I adored season 1 of this show and that was hard to beat. The whole concept of hosts trying to break free from their loop had a Greek tragedy flavour to it, with a sprink of Nietzsche when they kill their creator. Usage of time, loops within the loops, were amazing features and it was […]
I adored season 1 of this show and that was hard to beat. The whole concept of hosts trying to break free from their loop had a Greek tragedy flavour to it, with a sprink of Nietzsche when they kill their creator. Usage of time, loops within the loops, were amazing features and it was hard to pick your favourite twist in the plot, from Bernard to Dolores.
A part if me was afraid they were out of things to say.
Oh boy I was wrong.
Where should I start? The whole season 2 is a tangle of what was beast in season 1, but taking concepts and reversing them by bringing a new ingredient to the equation: what if, instead or hosts trying to be human, the whole idea was for humans trying to be a little more like the hosts? While machines seek mortality, people are striving to achieve that god-like immortality, but by doing that they fall, from creators to creatures, loosing the very thing that could would make them unique.
In this quests to loose themselves and find out who they might become, to put it in Ford’s own words, some of them fall and some of thm rise. One of the most striking story-arcs of heroism and redemption is the one of they petty writer, with his iconic surname.
You wanted me? Well, let this be a lesson. And the lesson is: if you’re looking for a reckoning, a reckoning is what you’ll find. If you’re looking for a villain, then I’m your man.
And while everyone is looking at Dolores/Hyatt, Maeve is certainly my favourite character. The wrapping of her story in this episode gives us two of the best scenes ever: the buffaloos charge (the scene was saw in the intro and promos countless t8mes) and the stopping of enraged hosts. One has is beautifully and cinematicly epic. The other is as tragic as a painting. And has a rightful place among my favourite stills of all time.
The Man in Black also has a beautiful story to tell and I appreciate that there are no particular surprises, there: just solid writing and no will to twist the plot with things you did not prepare, just for the sake of it. We knew it was going in that direction, didn’t we? But if you stop to think about the implications, he wasn’t mad at all, was he? This was indeed Ford’s game designed for him, he indeed needed to get to the end of the labirynth to be free, just like everybody else. But what’s freedom and, really, did he have a choice? We learned that in the Valley Beyond, but before that…
When the Lamb broke the fourth seal, I heard the voice of the fourth living creature saying, “Come.” I looked, and behold, an ashen horse; and he who sat on it had the name Death; and Hades was following with him.
Hosts are ultimately not destroyed by guns, epidemics, not by a virus sent to their code, but by Clementine rigged with discord. And that’s a lesson for humanity, isn’t it? Plus, that scene is really beautiful.

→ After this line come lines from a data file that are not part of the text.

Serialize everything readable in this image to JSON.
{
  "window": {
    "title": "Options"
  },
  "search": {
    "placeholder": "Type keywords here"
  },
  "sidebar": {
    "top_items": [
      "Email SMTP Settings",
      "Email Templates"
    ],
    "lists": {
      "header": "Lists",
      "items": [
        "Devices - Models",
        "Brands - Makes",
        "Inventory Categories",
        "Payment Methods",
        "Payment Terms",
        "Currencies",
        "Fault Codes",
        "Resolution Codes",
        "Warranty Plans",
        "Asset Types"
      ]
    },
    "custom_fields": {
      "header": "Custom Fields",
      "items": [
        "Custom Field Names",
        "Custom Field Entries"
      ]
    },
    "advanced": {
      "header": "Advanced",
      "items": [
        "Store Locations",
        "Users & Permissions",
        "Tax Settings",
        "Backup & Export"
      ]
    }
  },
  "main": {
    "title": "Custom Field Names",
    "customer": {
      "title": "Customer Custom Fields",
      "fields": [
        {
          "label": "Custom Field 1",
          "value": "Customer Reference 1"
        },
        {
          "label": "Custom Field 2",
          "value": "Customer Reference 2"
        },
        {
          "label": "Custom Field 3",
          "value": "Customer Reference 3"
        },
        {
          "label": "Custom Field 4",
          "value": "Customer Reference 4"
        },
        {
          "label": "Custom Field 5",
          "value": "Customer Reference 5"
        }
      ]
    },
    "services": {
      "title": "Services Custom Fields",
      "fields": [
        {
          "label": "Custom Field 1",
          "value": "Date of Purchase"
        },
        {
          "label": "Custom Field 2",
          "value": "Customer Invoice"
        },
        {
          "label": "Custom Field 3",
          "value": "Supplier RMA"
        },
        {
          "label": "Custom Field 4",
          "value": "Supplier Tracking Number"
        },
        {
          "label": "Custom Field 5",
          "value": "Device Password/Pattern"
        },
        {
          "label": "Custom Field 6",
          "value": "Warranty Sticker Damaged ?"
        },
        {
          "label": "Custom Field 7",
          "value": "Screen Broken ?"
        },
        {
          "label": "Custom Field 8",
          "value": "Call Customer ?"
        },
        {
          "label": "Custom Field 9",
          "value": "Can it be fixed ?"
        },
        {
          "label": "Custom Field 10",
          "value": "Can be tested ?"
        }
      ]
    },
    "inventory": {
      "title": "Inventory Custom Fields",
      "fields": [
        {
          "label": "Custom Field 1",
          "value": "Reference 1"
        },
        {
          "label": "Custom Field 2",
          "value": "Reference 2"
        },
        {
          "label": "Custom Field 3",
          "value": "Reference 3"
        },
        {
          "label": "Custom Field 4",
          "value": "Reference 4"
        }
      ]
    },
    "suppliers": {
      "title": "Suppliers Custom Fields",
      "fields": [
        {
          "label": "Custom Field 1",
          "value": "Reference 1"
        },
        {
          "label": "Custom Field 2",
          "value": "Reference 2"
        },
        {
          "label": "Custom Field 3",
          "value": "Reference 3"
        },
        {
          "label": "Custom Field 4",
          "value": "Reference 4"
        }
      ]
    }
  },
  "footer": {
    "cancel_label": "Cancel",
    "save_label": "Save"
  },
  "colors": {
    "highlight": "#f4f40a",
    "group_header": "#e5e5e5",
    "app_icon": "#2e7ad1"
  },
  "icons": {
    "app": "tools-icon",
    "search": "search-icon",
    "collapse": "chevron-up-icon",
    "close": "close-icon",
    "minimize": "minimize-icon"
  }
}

And what about the Valley Beyond? Well, that did not disappoint either. By the end of the season we already knew what was in it: data stored on every visitor of the park, to allow replication. So, it was time for a new revelation, and it had to do with free will. Copies of people would fail when pressed in true flesh, but why? Because the computer couldn’t replicate the complexity of a human soul? No. According to the computer itself, it goes the other way around. In looking to humans, the computer would start from a false assumption and that assumption comes down to free will. Humans are deceptively simple. Why people make the decision they make? The system’s answer is, literally, they don’t. Humans don’t choose, they don’t change.
The best they can do is live accordingly to their code.
And what if he’s right? I’m crossing a path, in my life, that’s leading to believe that this might be tragically, ineluctably true. BUt let not this be the final message. At the end of season 1, we were led to believe that Maeve’s failed escape attempt was just another story. With everything that went down, we might have missed an important part: Ford’s conscience, while visiting her as Bernard, tells us otherwise. She was his favourite creation and he wanted that to escape. But she choose otherwise and came back for her daughter. That’s a creature that broke free. So what is it that makes Maeve different? She saw her own code. This might be true for people as well. In realizing that they are rigged to act a certain way, they might eventually be free from their endless loop of pain.